Domantas Sabonis fouled out for the third time in the last five games. Recall that the three-time all-star reached six fouls in both home games against the Mavericks, and in the previous two games before that series, Sabonis reached the 5-foul mark twice in a row in a pair of games against the Rockets.
This was an issue in the beginning of the season that has crept back into play. After fouling out three times in the first six contests of the season, Sabonis did not do so again until January, and in the last month he’s done so four times…
…But there’s no help from the refs
Sabonis may have fouled out, but the officials did not help.
Typically an objective observer, James Ham couldn’t help but to point out the officiating of Tony Brothers all night long.
From some ticky tack calls on Sabonis to the Metu “blocking foul” to Harrison Barnes having to talk sternly to the refs, the Kings probably felt plenty of frustration. But they played through it and got a win. That’s a good sign regarding maturity in such an atmosphere.
But touching on the previous subheading, don’t read too much into Sabonis’ six fouls as the big man really did all he could in that regard.
Shortly after the game, Adrian Wojnarowski reported that the Kings are waiving KZ Okpala and signing PJ Dozier through the rest of the season.
Dozier had gotten two 10-day contracts before they passed on keeping him about a week or two before the trade deadline; after two 10-day’s, the next course of action in terms of signing that guy is a contract for the remainder of the year. It’s likely Sacramento was flipping through potential trades before finally deciding to stick with Dozier.
PJ Dozier not only offers length and defense, he also brings playoff experience.
Okpala was a member of the Nigerian National Team that Mike Brown coached, and now marks the second such player to be let go by the Kings. Shortly after the new year, they released Chima Moneke, and now Okpala is the second of a trio that the head coach appeared to have immense trust in.
The now-former King had some decent moments for the Kings, but he showed to be more or less what most people thought as he was unable to find ways to stay on the floor.
Of course, Okpala still has potential, but this is a playoff team building a contender and Dozier is just a better option because he’s played a rotational role in the league and on a team that won a lot of games.
Sacramento will close out this three-game roadtrip with two games in three nights in Oklahoma City starting on Sunday evening.
The Thunder were one of the hotter teams when they came to The Golden 1 Center in January but since their loss to the Kings, they’ve gone 6-7. Since the break, OKC lost a hard-fought overtime game on the road against the Jazz, and then, in the second of a back-to-back, they fell to the Suns in Phoenix
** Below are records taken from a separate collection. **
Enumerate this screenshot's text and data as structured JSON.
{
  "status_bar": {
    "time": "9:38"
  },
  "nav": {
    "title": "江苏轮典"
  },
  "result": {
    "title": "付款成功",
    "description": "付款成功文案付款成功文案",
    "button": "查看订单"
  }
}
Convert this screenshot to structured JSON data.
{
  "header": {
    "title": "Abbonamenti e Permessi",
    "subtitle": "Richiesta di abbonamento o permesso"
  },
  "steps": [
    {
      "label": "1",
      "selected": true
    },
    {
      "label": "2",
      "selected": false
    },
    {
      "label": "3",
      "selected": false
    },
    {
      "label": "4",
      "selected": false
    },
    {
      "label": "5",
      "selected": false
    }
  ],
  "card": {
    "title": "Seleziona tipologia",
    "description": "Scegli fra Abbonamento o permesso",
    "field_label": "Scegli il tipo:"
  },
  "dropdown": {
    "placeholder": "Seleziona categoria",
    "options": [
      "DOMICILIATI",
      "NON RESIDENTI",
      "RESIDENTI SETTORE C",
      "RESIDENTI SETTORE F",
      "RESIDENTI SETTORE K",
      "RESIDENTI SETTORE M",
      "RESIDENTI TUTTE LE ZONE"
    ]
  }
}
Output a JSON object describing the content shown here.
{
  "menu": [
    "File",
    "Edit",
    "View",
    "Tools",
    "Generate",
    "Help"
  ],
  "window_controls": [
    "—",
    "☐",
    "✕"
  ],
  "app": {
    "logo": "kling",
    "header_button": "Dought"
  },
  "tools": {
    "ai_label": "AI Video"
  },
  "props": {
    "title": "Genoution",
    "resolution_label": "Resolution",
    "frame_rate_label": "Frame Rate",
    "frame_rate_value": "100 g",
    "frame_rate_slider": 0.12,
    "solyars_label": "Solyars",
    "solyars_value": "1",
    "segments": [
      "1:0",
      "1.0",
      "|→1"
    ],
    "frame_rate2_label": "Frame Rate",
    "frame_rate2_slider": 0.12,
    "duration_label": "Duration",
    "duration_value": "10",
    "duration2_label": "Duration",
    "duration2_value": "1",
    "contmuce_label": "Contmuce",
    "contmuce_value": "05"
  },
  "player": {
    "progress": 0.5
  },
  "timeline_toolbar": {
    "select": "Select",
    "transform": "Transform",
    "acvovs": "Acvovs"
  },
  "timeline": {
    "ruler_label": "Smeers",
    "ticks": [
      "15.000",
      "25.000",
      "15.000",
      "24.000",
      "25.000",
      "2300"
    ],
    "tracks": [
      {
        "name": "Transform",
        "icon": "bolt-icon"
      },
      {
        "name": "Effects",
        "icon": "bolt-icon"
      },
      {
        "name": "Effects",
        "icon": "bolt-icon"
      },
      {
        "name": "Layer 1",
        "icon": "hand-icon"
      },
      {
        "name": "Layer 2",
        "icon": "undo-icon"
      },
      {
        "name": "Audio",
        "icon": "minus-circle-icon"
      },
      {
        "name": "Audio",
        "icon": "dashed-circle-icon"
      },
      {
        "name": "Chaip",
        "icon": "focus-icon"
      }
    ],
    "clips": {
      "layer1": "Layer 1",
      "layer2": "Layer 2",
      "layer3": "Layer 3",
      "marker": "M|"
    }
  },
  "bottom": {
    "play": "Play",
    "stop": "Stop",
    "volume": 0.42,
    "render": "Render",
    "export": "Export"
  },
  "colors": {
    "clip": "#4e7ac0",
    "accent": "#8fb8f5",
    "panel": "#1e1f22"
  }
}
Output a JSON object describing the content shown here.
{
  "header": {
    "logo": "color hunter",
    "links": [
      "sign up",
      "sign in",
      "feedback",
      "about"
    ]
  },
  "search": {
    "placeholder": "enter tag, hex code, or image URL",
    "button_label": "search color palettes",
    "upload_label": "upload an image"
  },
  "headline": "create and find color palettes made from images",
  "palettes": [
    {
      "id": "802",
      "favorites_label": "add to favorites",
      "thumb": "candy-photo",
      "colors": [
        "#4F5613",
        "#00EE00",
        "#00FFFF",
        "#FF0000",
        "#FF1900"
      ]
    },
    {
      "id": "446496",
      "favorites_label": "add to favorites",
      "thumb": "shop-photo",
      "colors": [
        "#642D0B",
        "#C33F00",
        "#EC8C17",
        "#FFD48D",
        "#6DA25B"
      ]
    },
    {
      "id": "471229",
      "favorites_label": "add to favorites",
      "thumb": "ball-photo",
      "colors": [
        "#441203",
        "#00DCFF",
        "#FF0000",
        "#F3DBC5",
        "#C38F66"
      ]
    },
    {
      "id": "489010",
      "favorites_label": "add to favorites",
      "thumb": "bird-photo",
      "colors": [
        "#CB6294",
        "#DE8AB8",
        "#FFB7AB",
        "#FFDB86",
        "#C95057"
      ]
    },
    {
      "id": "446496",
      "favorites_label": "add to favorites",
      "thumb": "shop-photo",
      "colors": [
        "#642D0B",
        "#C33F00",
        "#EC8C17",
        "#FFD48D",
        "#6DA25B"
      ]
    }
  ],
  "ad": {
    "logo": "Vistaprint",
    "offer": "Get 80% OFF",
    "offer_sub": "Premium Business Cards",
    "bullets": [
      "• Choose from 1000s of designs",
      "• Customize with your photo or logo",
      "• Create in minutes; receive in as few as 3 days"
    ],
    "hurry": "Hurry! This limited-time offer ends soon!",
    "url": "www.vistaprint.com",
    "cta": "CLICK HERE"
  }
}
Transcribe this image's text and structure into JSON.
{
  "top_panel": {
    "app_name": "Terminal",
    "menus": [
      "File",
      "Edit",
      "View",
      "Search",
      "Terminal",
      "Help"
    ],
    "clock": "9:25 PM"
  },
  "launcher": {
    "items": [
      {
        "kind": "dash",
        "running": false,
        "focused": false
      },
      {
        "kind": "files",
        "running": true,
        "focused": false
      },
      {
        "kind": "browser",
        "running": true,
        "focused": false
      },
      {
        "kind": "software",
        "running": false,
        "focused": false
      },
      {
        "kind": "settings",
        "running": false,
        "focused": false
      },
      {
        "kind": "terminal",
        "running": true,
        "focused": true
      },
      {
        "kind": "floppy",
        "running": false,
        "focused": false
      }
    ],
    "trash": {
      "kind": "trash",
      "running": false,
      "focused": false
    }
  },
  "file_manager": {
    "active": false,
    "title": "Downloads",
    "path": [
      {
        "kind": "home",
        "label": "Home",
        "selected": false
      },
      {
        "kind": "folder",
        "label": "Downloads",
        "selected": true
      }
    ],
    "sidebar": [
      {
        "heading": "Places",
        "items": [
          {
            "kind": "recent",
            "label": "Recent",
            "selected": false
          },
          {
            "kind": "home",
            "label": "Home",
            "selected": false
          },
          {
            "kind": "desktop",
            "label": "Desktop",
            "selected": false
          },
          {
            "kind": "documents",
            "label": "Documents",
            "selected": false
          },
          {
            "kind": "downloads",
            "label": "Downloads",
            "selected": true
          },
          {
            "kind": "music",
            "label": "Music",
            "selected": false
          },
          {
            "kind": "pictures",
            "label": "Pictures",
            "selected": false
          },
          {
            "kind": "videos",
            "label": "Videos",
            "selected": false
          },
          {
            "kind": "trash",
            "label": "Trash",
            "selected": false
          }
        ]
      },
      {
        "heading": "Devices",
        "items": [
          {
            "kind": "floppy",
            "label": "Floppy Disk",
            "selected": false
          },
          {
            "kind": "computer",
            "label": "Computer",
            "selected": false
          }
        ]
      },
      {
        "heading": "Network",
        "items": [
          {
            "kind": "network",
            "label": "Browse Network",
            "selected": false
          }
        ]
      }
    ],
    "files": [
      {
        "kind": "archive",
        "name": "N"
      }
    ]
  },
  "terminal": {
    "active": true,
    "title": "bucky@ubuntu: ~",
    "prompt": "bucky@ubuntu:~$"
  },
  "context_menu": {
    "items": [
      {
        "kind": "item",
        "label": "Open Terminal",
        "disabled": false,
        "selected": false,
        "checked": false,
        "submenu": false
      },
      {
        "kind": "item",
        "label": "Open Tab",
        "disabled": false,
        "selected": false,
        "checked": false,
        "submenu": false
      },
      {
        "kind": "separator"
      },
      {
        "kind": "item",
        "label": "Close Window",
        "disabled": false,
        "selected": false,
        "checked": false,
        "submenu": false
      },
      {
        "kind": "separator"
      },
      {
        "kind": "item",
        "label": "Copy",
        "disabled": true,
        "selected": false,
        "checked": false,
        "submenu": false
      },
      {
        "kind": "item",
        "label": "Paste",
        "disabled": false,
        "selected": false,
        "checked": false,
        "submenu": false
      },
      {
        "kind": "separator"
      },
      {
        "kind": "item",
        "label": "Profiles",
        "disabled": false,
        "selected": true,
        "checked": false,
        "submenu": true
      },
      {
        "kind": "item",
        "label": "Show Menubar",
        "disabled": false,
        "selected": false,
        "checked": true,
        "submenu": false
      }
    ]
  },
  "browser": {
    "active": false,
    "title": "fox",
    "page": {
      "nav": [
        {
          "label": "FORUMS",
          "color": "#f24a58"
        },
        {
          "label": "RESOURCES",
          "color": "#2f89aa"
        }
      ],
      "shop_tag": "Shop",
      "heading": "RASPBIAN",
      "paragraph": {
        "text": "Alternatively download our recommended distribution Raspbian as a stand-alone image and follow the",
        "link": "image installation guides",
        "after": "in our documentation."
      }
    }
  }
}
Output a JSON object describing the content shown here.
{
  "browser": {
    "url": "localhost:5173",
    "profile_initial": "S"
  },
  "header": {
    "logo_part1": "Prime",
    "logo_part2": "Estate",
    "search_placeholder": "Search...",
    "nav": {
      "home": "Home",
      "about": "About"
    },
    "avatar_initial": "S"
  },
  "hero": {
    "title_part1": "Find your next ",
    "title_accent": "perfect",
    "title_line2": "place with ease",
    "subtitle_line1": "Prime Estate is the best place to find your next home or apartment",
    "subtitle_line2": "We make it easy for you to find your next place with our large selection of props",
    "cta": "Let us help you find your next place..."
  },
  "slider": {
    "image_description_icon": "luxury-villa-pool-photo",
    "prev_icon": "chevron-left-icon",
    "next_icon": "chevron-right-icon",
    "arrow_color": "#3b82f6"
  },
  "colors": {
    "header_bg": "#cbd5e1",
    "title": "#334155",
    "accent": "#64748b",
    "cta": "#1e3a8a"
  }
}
Shai Gilgeous-Alexander did not play Friday after Thursday’s grueling contest, but it’s almost certain that he’ll play Sunday.
The Kings get one day off here after a back-to-back that was capped off with this double-OT hair-raiser, so it’ll be interesting to see what they’re energy level is at on the road.